Activity: Give the entries again exactly. Skip the pictures.
──────── Exercise materials ────────
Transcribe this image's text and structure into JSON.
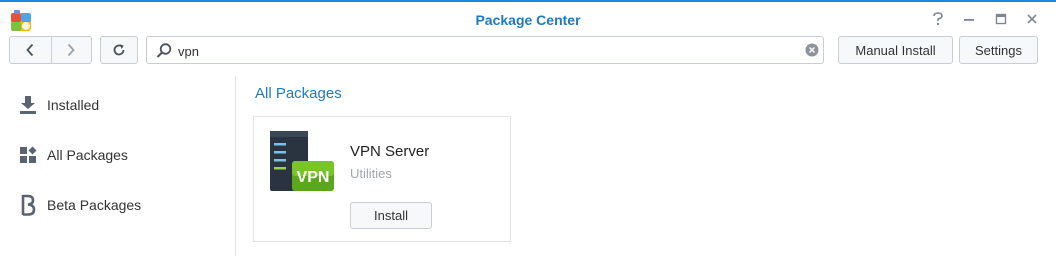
{
  "window": {
    "title": "Package Center",
    "icon": "package-center-icon",
    "controls": [
      "help-icon",
      "minimize-icon",
      "maximize-icon",
      "close-icon"
    ]
  },
  "toolbar": {
    "back_icon": "chevron-left-icon",
    "forward_icon": "chevron-right-icon",
    "refresh_icon": "refresh-icon",
    "search": {
      "value": "vpn",
      "placeholder": ""
    },
    "manual_install_label": "Manual Install",
    "settings_label": "Settings"
  },
  "sidebar": {
    "items": [
      {
        "label": "Installed",
        "icon": "download-icon"
      },
      {
        "label": "All Packages",
        "icon": "grid-icon"
      },
      {
        "label": "Beta Packages",
        "icon": "beta-icon"
      }
    ]
  },
  "main": {
    "section_title": "All Packages",
    "packages": [
      {
        "name": "VPN Server",
        "category": "Utilities",
        "icon_text": "VPN",
        "action_label": "Install"
      }
    ]
  },
  "colors": {
    "accent": "#1f7ac4",
    "title_bar_border": "#1e88e5",
    "vpn_green": "#6fbf1f"
  }
}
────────
Reply to the exercise:
Transcribe this image's text and structure into JSON.
{
  "window": {
    "title": "Package Center",
    "icon": "package-center-icon",
    "controls": [
      "help-icon",
      "minimize-icon",
      "maximize-icon",
      "close-icon"
    ]
  },
  "toolbar": {
    "back_icon": "chevron-left-icon",
    "forward_icon": "chevron-right-icon",
    "refresh_icon": "refresh-icon",
    "search": {
      "value": "vpn",
      "placeholder": ""
    },
    "manual_install_label": "Manual Install",
    "settings_label": "Settings"
  },
  "sidebar": {
    "items": [
      {
        "label": "Installed",
        "icon": "download-icon"
      },
      {
        "label": "All Packages",
        "icon": "grid-icon"
      },
      {
        "label": "Beta Packages",
        "icon": "beta-icon"
      }
    ]
  },
  "main": {
    "section_title": "All Packages",
    "packages": [
      {
        "name": "VPN Server",
        "category": "Utilities",
        "icon_text": "VPN",
        "action_label": "Install"
      }
    ]
  },
  "colors": {
    "accent": "#1f7ac4",
    "title_bar_border": "#1e88e5",
    "vpn_green": "#6fbf1f"
  }
}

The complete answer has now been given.